In the case of drunken driving, law enforcement may ask a driver to take a Breathalyzer test for a quick, accurate read on their blood-alcohol content to determine whether they’ve breached the legal limit of 0.08. The officer knows what to look for, and the result is a yes-or-no determination.
“With alcohol levels, there’s a fairly direct one-to-one relationship with impairment. The higher the level is, the more impaired you are. It doesn’t hold true with most drugs,” said Michael Walsh, formerly the head of the President’s Drug Advisory Council under the first Bush administration and president of the Walsh Group, a consulting firm with a focus on substance abuse.
Take marijuana as an example. Short of a cloud of smoke pouring from a vehicle’s windows, it can be almost impossible for officers to verify whether an individual is high on marijuana. Physical signs, such as red, puffy eyes or changes in speech and behavior, vary depending on how much was used and the user’s tolerance.
An individual’s metabolism also affects the available evidence of intoxication. Within the first 15 minutes of smoking pot, traces of the drug in the blood system reach their highest level, Walsh said. After two hours, concentrations of the drug drop, but the user’s impairment might be just as significant, he added.
Eighteen states have passed zero-tolerance policies that prohibit any trace of drugs in drivers, according to the Governors Highway Safety Association, a nonprofit advocacy organization that addresses issues of traffic safety. Colorado and Washington, which legalized marijuana for recreational use last year, have set legal thresholds for the presence of THC, the psychoactive component of the drug, in nanograms per milliliter.

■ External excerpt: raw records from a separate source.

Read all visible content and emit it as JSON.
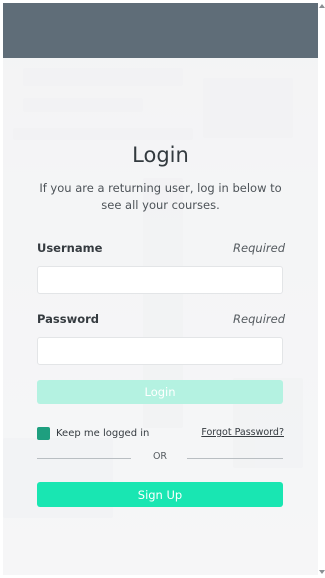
{
  "login": {
    "title": "Login",
    "subtitle": "If you are a returning user, log in below to see all your courses.",
    "username_label": "Username",
    "username_required": "Required",
    "username_value": "",
    "password_label": "Password",
    "password_required": "Required",
    "password_value": "",
    "login_button": "Login",
    "keep_logged_in": "Keep me logged in",
    "keep_logged_in_checked": true,
    "forgot_password": "Forgot Password?",
    "or_divider": "OR",
    "signup_button": "Sign Up"
  },
  "colors": {
    "header": "#5f6d78",
    "login_button_disabled": "#b4f2e1",
    "signup_button": "#19e6b2",
    "checkbox": "#1e9f7f"
  },
  "icons": {
    "scroll_up": "triangle-up",
    "scroll_down": "triangle-down"
  }
}
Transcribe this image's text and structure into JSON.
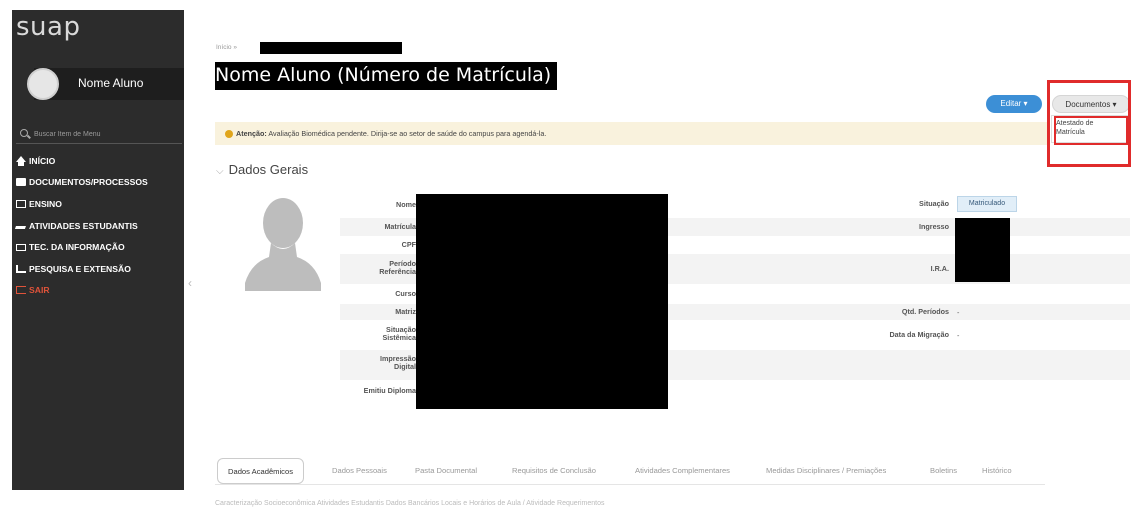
{
  "sidebar": {
    "logo": "suap",
    "user_name": "Nome Aluno",
    "search_placeholder": "Buscar Item de Menu",
    "items": [
      {
        "label": "INÍCIO",
        "icon": "home-icon"
      },
      {
        "label": "DOCUMENTOS/PROCESSOS",
        "icon": "documents-icon"
      },
      {
        "label": "ENSINO",
        "icon": "teaching-icon"
      },
      {
        "label": "ATIVIDADES ESTUDANTIS",
        "icon": "graduation-cap-icon"
      },
      {
        "label": "TEC. DA INFORMAÇÃO",
        "icon": "monitor-icon"
      },
      {
        "label": "PESQUISA E EXTENSÃO",
        "icon": "research-icon"
      },
      {
        "label": "SAIR",
        "icon": "exit-icon"
      }
    ],
    "collapse_icon": "‹"
  },
  "header": {
    "breadcrumb": "Início »",
    "title": "Nome Aluno (Número de Matrícula)"
  },
  "actions": {
    "editar": "Editar ▾",
    "documentos": "Documentos ▾",
    "dropdown_item": "Atestado de Matrícula"
  },
  "alert": {
    "strong": "Atenção:",
    "text": " Avaliação Biomédica pendente. Dirija-se ao setor de saúde do campus para agendá-la."
  },
  "section": {
    "chevron": "⌵",
    "title": "Dados Gerais"
  },
  "fields_left": [
    "Nome",
    "Matrícula",
    "CPF",
    "Período Referência",
    "Curso",
    "Matriz",
    "Situação Sistêmica",
    "Impressão Digital",
    "Emitiu Diploma"
  ],
  "fields_right": {
    "situacao_label": "Situação",
    "situacao_value": "Matriculado",
    "ingresso_label": "Ingresso",
    "ira_label": "I.R.A.",
    "periodos_label": "Qtd. Períodos",
    "periodos_value": "-",
    "migracao_label": "Data da Migração",
    "migracao_value": "-"
  },
  "tabs": [
    "Dados Acadêmicos",
    "Dados Pessoais",
    "Pasta Documental",
    "Requisitos de Conclusão",
    "Atividades Complementares",
    "Medidas Disciplinares / Premiações",
    "Boletins",
    "Histórico"
  ],
  "tabs_second_row": "Caracterização Socioeconômica      Atividades Estudantis      Dados Bancários      Locais e Horários de Aula / Atividade      Requerimentos"
}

Currently, California is not one of the zero-tolerance states; a bill to change that didn’t get very far in the legislative session that ended Thursday. Law enforcement groups that opposed Proposition 19, the unsuccessful ballot measure in 2010 to legalize marijuana for personal use, warned that it would increase the number of stoned drivers. They also criticized Proposition 19 because it did not define what would constitute driving while impaired by pot.
California, New York and Hawaii are the only states with statutes that distinguish among drunken driving, drug-impaired driving and driving under the influence of both alcohol and drugs, according to the Governors Highway Safety Association.
In January, two new sections will become active in California’s vehicle code, stating explicitly that it is illegal for a person “under the influence of any drug” or “the combined influence of any alcoholic beverage and drug” to get behind the wheel. In doing so, officials will be better equipped to tally the number of drugged drivers as well as drivers impaired by both drugs and alcohol.
But even with benchmarks on the books, they would still be almost unenforceable without the proper equipment.
Roadside drug tests are not widely used. The newest systems, which test saliva, are still undergoing tests, and many legislators and district attorneys haven’t been sold on their quality, Vincent said. Traditional drug testing involves blood or urine samples.
Drug-impaired driving, like its better-known counterpart, is a problem with only imperfect solutions. But each year, it inflicts a deadly toll. At what point will we seriously confront it?